            (B) the admissible evidence and information adduced does not support the special finding of the existence of the required aggravating factor; or

            (C) the proceedings involved any other legal error requiring reversal of the sentence that was properly preserved for appeal under the rules of criminal procedure,

the court shall remand the case for reconsideration under section 3593 or imposition of a sentence other than death. The court of appeals shall not reverse or vacate a sentence of death on account of any error which can be harmless, including any erroneous special finding of an aggravating factor, where the Government establishes beyond a reasonable doubt that the error was harmless.

      (3) The court of appeals shall state in writing the reasons for its disposition of an appeal of a sentence of death under this section.


18 USC § 3596 - Implementation of a sentence of death

(a) In General.— A person who has been sentenced to death pursuant to this chapter shall be committed to the custody of the Attorney General until exhaustion of the procedures for appeal of the judgment of conviction and for review of the sentence.
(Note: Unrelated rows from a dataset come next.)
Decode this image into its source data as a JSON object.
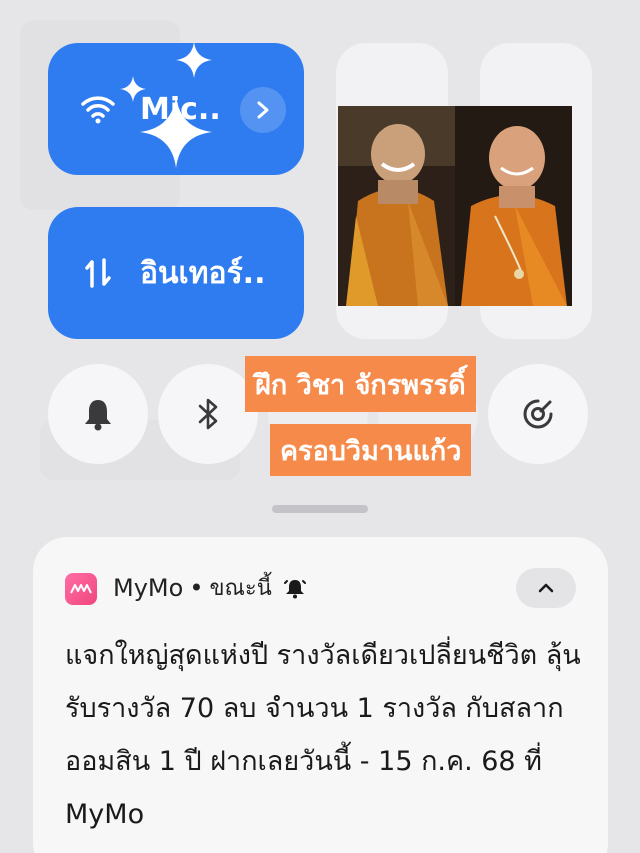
{
  "quick_settings": {
    "wifi": {
      "label": "Mic..",
      "icon": "wifi-icon",
      "color": "#2f7cf0"
    },
    "mobile_data": {
      "label": "อินเทอร์..",
      "icon": "data-transfer-icon",
      "color": "#2f7cf0"
    },
    "round_buttons": [
      {
        "icon": "bell-icon"
      },
      {
        "icon": "bluetooth-icon"
      },
      {
        "icon": "target-icon"
      }
    ]
  },
  "overlay": {
    "photo": "two-monks-photo",
    "caption_line1": "ฝึก วิชา  จักรพรรดิ์",
    "caption_line2": "ครอบวิมานแก้ว",
    "caption_color": "#f68a4b"
  },
  "notification": {
    "app_name": "MyMo",
    "separator": "•",
    "time": "ขณะนี้",
    "body": "แจกใหญ่สุดแห่งปี รางวัลเดียวเปลี่ยนชีวิต ลุ้นรับรางวัล 70 ลบ จำนวน 1 รางวัล กับสลากออมสิน 1 ปี ฝากเลยวันนี้ - 15 ก.ค. 68 ที่ MyMo"
  }
}
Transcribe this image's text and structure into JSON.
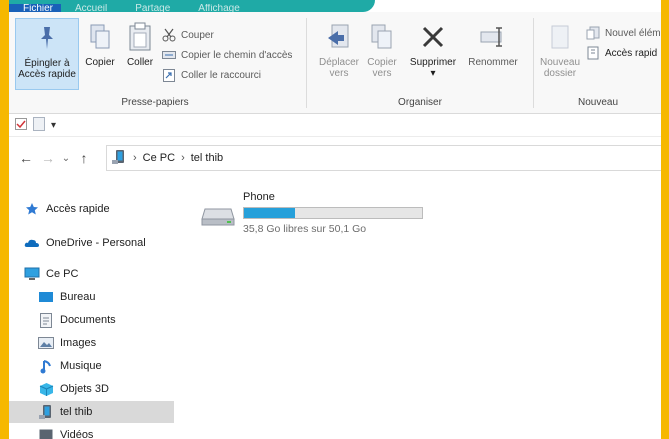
{
  "tabs": [
    {
      "label": "Fichier"
    },
    {
      "label": "Accueil"
    },
    {
      "label": "Partage"
    },
    {
      "label": "Affichage"
    }
  ],
  "ribbon": {
    "pin_label_1": "Épingler à",
    "pin_label_2": "Accès rapide",
    "copy_label": "Copier",
    "paste_label": "Coller",
    "cut_label": "Couper",
    "copy_path_label": "Copier le chemin d'accès",
    "paste_shortcut_label": "Coller le raccourci",
    "clipboard_group": "Presse-papiers",
    "move_label_1": "Déplacer",
    "move_label_2": "vers",
    "copyto_label_1": "Copier",
    "copyto_label_2": "vers",
    "delete_label": "Supprimer",
    "rename_label": "Renommer",
    "organize_group": "Organiser",
    "new_folder_label_1": "Nouveau",
    "new_folder_label_2": "dossier",
    "new_item_label": "Nouvel élém",
    "quick_access_label": "Accès rapid",
    "new_group": "Nouveau"
  },
  "address": {
    "crumbs": [
      "Ce PC",
      "tel thib"
    ]
  },
  "nav": {
    "quick_access": "Accès rapide",
    "onedrive": "OneDrive - Personal",
    "this_pc": "Ce PC",
    "desktop": "Bureau",
    "documents": "Documents",
    "images": "Images",
    "music": "Musique",
    "objects3d": "Objets 3D",
    "device": "tel thib",
    "videos": "Vidéos"
  },
  "drive": {
    "name": "Phone",
    "free_text": "35,8 Go libres sur 50,1 Go",
    "used_fraction": 0.285
  },
  "colors": {
    "accent": "#26a0da",
    "frame_border": "#f6b800",
    "tab_strip": "#1faaa6"
  }
}
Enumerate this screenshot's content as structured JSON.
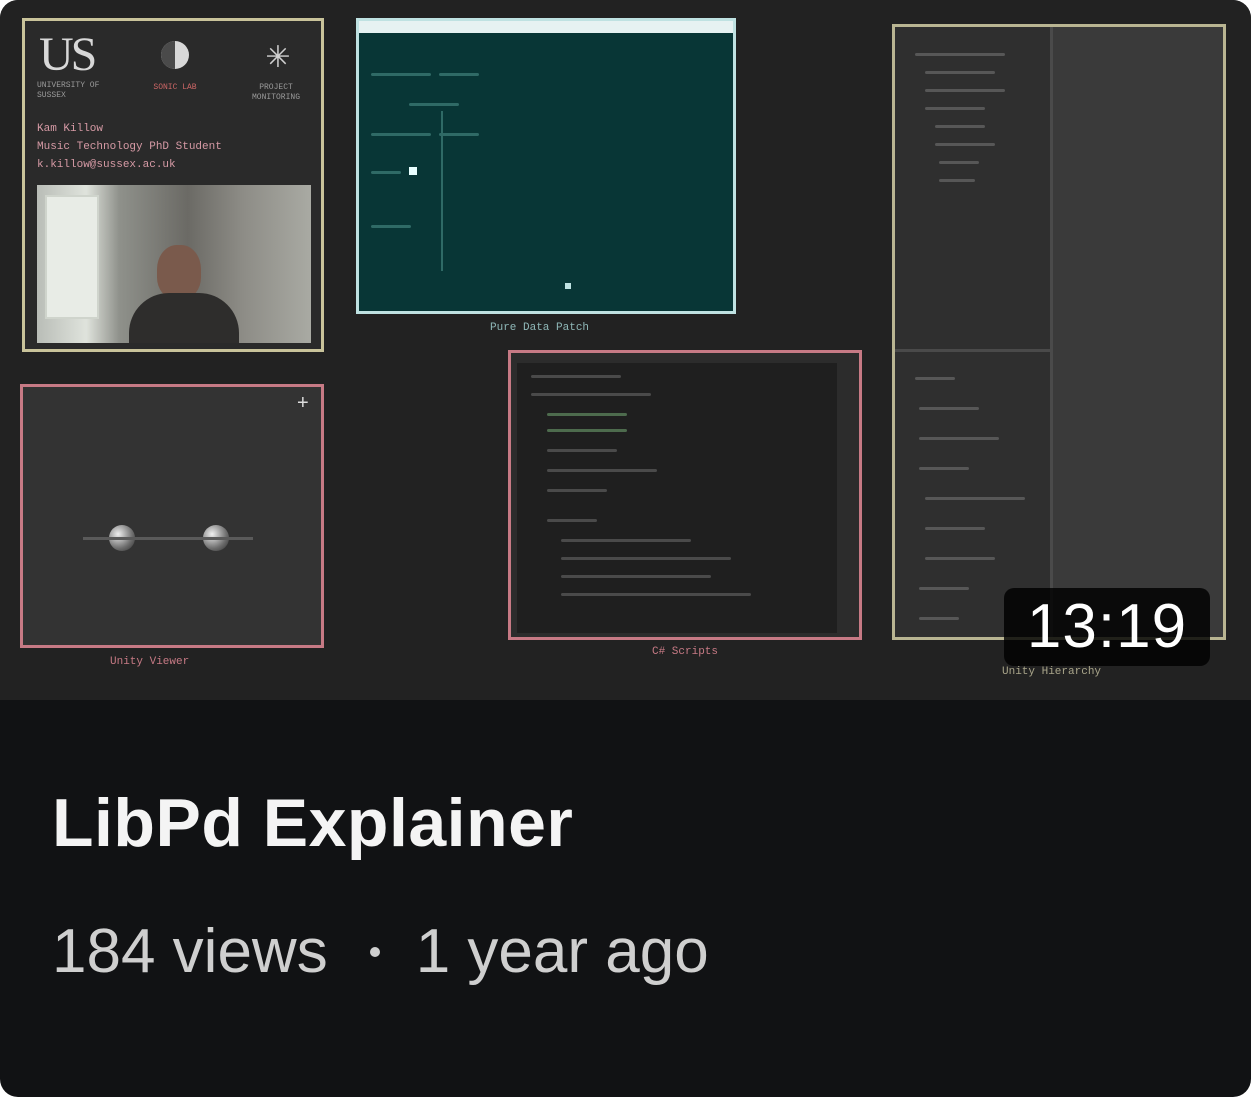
{
  "video": {
    "title": "LibPd Explainer",
    "views": "184 views",
    "age": "1 year ago",
    "duration": "13:19"
  },
  "thumbnail": {
    "logo": "US",
    "logo_sub": "UNIVERSITY OF SUSSEX",
    "icon1_label": "SONIC LAB",
    "icon2_label": "PROJECT MONITORING",
    "presenter_name": "Kam Killow",
    "presenter_role": "Music Technology PhD Student",
    "presenter_email": "k.killow@sussex.ac.uk",
    "patch_caption": "Pure Data Patch",
    "unity_caption": "Unity Viewer",
    "scripts_caption": "C# Scripts",
    "hierarchy_caption": "Unity Hierarchy"
  },
  "colors": {
    "card_bg": "#111214",
    "thumb_bg": "#222222",
    "gold": "#c9c39a",
    "pink": "#c77a85",
    "teal_panel": "#083636",
    "text_primary": "#f4f4f4",
    "text_secondary": "#cfcfcf"
  }
}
When the sentence is to be implemented, the Attorney General shall release the person sentenced to death to the custody of a United States marshal, who shall supervise implementation of the sentence in the manner prescribed by the law of the State in which the sentence is imposed. If the law of the State does not provide for implementation of a sentence of death, the court shall designate another State, the law of which does provide for the implementation of a sentence of death, and the sentence shall be implemented in the latter State in the manner prescribed by such law.
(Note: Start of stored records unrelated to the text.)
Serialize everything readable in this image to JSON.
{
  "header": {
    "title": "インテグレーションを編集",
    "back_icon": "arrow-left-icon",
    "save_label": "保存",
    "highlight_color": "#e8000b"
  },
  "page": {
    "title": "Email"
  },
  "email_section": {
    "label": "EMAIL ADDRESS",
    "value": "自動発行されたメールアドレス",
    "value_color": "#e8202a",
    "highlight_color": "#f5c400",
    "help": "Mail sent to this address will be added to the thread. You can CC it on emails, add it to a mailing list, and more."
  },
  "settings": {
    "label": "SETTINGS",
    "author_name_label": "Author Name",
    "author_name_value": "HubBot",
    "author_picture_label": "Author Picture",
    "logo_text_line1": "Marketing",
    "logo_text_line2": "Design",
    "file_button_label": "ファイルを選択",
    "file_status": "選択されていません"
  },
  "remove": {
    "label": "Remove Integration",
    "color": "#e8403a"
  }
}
(b) Pregnant Woman.— A sentence of death shall not be carried out upon a woman while she is pregnant.

(c) Mental Capacity.— A sentence of death shall not be carried out upon a person who is mentally retarded. A sentence of death shall not be carried out upon a person who, as a result of mental disability, lacks the mental capacity to understand the death penalty and why it was imposed on that person.


18 USC § 3597 - Use of State facilities     

(a) In General.— A United States marshal charged with supervising the implementation of a sentence of death may use appropriate State or local facilities for the purpose, may use the services of an appropriate State or local official or of a person such an official employs for the purpose, and shall pay the costs thereof in an amount approved by the Attorney General.

(b) Excuse of an Employee on Moral or Religious Grounds.— No employee of any State department of corrections, the United States Department of Justice, the Federal Bureau of Prisons, or the United States Marshals Service, and no employee providing services to that department, bureau, or service under contract shall be required, as a condition of that employment or contractual obligation, to be in attendance at or to participate in any prosecution or execution under this section if such participation is contrary to the moral or religious convictions of the employee. In this subsection, "participation in executions” includes personal preparation of the condemned individual and the apparatus used for execution and supervision of the activities of other personnel in carrying out such activities.


18 USC § 3598 - Special provisions for Indian country


Notwithstanding sections 1152 and 1153, no person subject to the criminal jurisdiction of an Indian tribal government shall be subject to a capital sentence under this chapter for any offense the Federal jurisdiction for which is predicated solely on Indian country (as defined in section 1151 of this title) and which has occurred within the boundaries of Indian country, unless the governing body of the tribe has elected that this chapter have effect over land and persons subject to its criminal jurisdiction.


Office of the Law Revision Counsel, "Search the US Code," www.uscode.house.gov, (accessed Sep. 5, 2012)